Dr. Trevor Thrall, GMU Biodefense Director, reviewed the latest developments in the ongoing Syrian saga yesterday in a piece in the National Interest. In it, he discusses the implications of the recent compromise proposal and potential US responses. Here’s an excerpt:
“The apparently accidental diplomatic overture from Secretary of State John Kerry, suggesting that Syria transfer its chemical weapons to international control to avoid U.S. airstrikes, has immediately received traction. How seriously either the U.S. or Syria will consider this proposal remains unknown. On the one hand, it is easy to argue that Syria will simply latch on to the proposal as a tactic to forestall U.S. action but has no intention of agreeing to give up its weapons. On the other hand, Syria needs Russian support more than it needs chemical weapons, and Assad may calculate that his chances against the rebels are better if the U.S. does not get directly involved militarily.

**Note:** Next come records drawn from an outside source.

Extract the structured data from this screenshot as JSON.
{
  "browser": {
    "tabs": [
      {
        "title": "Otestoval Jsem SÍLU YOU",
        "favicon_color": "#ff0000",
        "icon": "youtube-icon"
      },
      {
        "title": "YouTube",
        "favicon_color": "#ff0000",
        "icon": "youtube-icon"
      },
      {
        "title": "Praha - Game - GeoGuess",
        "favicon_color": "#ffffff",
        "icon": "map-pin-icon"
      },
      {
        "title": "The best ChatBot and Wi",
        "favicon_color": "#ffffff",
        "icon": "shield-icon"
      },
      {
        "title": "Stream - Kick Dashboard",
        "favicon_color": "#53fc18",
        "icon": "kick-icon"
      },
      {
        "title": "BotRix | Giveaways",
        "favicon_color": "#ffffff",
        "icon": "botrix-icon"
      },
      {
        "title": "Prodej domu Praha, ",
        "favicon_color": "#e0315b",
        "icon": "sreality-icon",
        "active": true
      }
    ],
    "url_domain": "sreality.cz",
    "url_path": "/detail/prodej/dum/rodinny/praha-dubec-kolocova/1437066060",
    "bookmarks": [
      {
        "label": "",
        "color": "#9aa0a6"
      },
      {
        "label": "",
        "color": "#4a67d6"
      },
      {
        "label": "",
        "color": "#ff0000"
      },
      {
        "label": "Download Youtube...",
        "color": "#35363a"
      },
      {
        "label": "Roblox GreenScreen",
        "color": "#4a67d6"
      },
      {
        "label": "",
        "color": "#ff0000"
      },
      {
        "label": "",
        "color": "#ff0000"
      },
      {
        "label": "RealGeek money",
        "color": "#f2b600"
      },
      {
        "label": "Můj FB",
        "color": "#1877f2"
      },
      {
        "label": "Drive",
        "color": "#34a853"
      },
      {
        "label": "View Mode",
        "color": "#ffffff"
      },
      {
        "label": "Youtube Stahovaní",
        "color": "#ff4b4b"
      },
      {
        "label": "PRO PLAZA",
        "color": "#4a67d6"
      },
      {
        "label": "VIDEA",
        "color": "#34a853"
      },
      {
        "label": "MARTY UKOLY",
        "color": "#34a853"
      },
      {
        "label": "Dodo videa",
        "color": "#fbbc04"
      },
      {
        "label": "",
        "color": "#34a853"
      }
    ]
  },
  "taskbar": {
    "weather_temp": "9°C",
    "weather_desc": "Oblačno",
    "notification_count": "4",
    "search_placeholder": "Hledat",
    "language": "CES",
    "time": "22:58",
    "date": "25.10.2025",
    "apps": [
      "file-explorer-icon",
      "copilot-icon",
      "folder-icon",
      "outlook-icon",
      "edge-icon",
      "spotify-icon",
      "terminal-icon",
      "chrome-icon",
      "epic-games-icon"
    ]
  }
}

From the U.S. perspective the proposal has immediate political impact. Obama cannot strike Syria when his primary justification is in such serious question. There may be other reasons for the U.S. to engage in Syria directly, but the White House’s own PR campaign has emphasized the danger of Syria’s chemical weapons and the potential for them to wind up in the wrong hands. If Syria tells the world they are willing to consider giving them up, Obama’s argument crumbles and he cannot take action until the issue is resolved one way or another.
Ironically, for the U.S. this would be a far better outcome than Obama had any right to imagine just days ago. Having foolishly drawn the red line in the first place, and then having made a complete mess of the campaign to build both public and Congressional support, Obama may now have found a path that both gives him a big win while avoiding either an ugly defeat in Congress or having to launch airstrikes of wildly uncertain consequence…”
Read the rest of the piece here.
(image: Freedom House)